[TASK GOAL]
The response must contain all of the entries, each one repeated exactly.

[Excerpts from an interface dataset]
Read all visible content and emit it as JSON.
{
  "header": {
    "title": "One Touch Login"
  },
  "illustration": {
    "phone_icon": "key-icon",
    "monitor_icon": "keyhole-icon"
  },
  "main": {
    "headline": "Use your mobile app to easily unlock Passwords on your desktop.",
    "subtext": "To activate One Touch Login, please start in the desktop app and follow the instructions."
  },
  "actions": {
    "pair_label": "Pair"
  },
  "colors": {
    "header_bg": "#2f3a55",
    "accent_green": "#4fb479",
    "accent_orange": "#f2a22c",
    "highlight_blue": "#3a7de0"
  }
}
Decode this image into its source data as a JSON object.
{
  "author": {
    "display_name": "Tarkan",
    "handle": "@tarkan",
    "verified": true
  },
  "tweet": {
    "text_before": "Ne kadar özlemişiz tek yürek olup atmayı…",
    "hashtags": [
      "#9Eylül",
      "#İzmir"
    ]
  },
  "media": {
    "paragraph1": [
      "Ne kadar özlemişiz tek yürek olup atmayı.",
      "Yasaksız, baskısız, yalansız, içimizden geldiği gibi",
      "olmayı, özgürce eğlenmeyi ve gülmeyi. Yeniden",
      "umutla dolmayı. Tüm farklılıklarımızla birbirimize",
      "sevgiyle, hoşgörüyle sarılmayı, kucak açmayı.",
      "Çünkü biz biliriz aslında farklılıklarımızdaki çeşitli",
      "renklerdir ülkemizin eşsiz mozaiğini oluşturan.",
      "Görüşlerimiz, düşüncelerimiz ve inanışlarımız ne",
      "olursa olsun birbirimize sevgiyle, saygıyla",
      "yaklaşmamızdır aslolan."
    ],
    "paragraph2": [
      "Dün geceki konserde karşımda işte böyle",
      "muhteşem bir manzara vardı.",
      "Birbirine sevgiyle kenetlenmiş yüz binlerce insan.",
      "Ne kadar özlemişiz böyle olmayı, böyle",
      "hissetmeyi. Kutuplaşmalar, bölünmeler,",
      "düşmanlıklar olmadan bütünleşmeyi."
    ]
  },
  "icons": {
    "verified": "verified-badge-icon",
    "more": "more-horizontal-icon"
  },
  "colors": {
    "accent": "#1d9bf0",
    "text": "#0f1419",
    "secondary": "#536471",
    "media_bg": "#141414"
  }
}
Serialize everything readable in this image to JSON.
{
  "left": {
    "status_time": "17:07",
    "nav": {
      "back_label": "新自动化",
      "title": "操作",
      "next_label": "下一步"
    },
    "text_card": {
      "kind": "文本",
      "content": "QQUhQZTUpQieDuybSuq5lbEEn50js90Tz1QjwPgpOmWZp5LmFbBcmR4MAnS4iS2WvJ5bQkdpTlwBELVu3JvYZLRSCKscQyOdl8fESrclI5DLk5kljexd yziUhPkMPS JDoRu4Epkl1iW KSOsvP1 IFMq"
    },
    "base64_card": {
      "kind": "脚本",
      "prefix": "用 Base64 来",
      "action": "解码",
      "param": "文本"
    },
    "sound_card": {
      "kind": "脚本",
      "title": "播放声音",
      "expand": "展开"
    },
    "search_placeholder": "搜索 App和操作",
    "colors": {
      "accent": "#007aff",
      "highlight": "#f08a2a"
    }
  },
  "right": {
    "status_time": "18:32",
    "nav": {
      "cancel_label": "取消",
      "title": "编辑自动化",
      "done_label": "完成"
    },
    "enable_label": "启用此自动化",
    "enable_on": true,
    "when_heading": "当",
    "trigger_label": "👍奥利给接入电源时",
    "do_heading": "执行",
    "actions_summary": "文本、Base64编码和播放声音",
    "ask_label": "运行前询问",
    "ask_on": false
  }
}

[SOLUTION TO THE PROBLEM]
Read all visible content and emit it as JSON.
{
  "header": {
    "title": "One Touch Login"
  },
  "illustration": {
    "phone_icon": "key-icon",
    "monitor_icon": "keyhole-icon"
  },
  "main": {
    "headline": "Use your mobile app to easily unlock Passwords on your desktop.",
    "subtext": "To activate One Touch Login, please start in the desktop app and follow the instructions."
  },
  "actions": {
    "pair_label": "Pair"
  },
  "colors": {
    "header_bg": "#2f3a55",
    "accent_green": "#4fb479",
    "accent_orange": "#f2a22c",
    "highlight_blue": "#3a7de0"
  }
}
Decode this image into its source data as a JSON object.
{
  "author": {
    "display_name": "Tarkan",
    "handle": "@tarkan",
    "verified": true
  },
  "tweet": {
    "text_before": "Ne kadar özlemişiz tek yürek olup atmayı…",
    "hashtags": [
      "#9Eylül",
      "#İzmir"
    ]
  },
  "media": {
    "paragraph1": [
      "Ne kadar özlemişiz tek yürek olup atmayı.",
      "Yasaksız, baskısız, yalansız, içimizden geldiği gibi",
      "olmayı, özgürce eğlenmeyi ve gülmeyi. Yeniden",
      "umutla dolmayı. Tüm farklılıklarımızla birbirimize",
      "sevgiyle, hoşgörüyle sarılmayı, kucak açmayı.",
      "Çünkü biz biliriz aslında farklılıklarımızdaki çeşitli",
      "renklerdir ülkemizin eşsiz mozaiğini oluşturan.",
      "Görüşlerimiz, düşüncelerimiz ve inanışlarımız ne",
      "olursa olsun birbirimize sevgiyle, saygıyla",
      "yaklaşmamızdır aslolan."
    ],
    "paragraph2": [
      "Dün geceki konserde karşımda işte böyle",
      "muhteşem bir manzara vardı.",
      "Birbirine sevgiyle kenetlenmiş yüz binlerce insan.",
      "Ne kadar özlemişiz böyle olmayı, böyle",
      "hissetmeyi. Kutuplaşmalar, bölünmeler,",
      "düşmanlıklar olmadan bütünleşmeyi."
    ]
  },
  "icons": {
    "verified": "verified-badge-icon",
    "more": "more-horizontal-icon"
  },
  "colors": {
    "accent": "#1d9bf0",
    "text": "#0f1419",
    "secondary": "#536471",
    "media_bg": "#141414"
  }
}
Serialize everything readable in this image to JSON.
{
  "left": {
    "status_time": "17:07",
    "nav": {
      "back_label": "新自动化",
      "title": "操作",
      "next_label": "下一步"
    },
    "text_card": {
      "kind": "文本",
      "content": "QQUhQZTUpQieDuybSuq5lbEEn50js90Tz1QjwPgpOmWZp5LmFbBcmR4MAnS4iS2WvJ5bQkdpTlwBELVu3JvYZLRSCKscQyOdl8fESrclI5DLk5kljexd yziUhPkMPS JDoRu4Epkl1iW KSOsvP1 IFMq"
    },
    "base64_card": {
      "kind": "脚本",
      "prefix": "用 Base64 来",
      "action": "解码",
      "param": "文本"
    },
    "sound_card": {
      "kind": "脚本",
      "title": "播放声音",
      "expand": "展开"
    },
    "search_placeholder": "搜索 App和操作",
    "colors": {
      "accent": "#007aff",
      "highlight": "#f08a2a"
    }
  },
  "right": {
    "status_time": "18:32",
    "nav": {
      "cancel_label": "取消",
      "title": "编辑自动化",
      "done_label": "完成"
    },
    "enable_label": "启用此自动化",
    "enable_on": true,
    "when_heading": "当",
    "trigger_label": "👍奥利给接入电源时",
    "do_heading": "执行",
    "actions_summary": "文本、Base64编码和播放声音",
    "ask_label": "运行前询问",
    "ask_on": false
  }
}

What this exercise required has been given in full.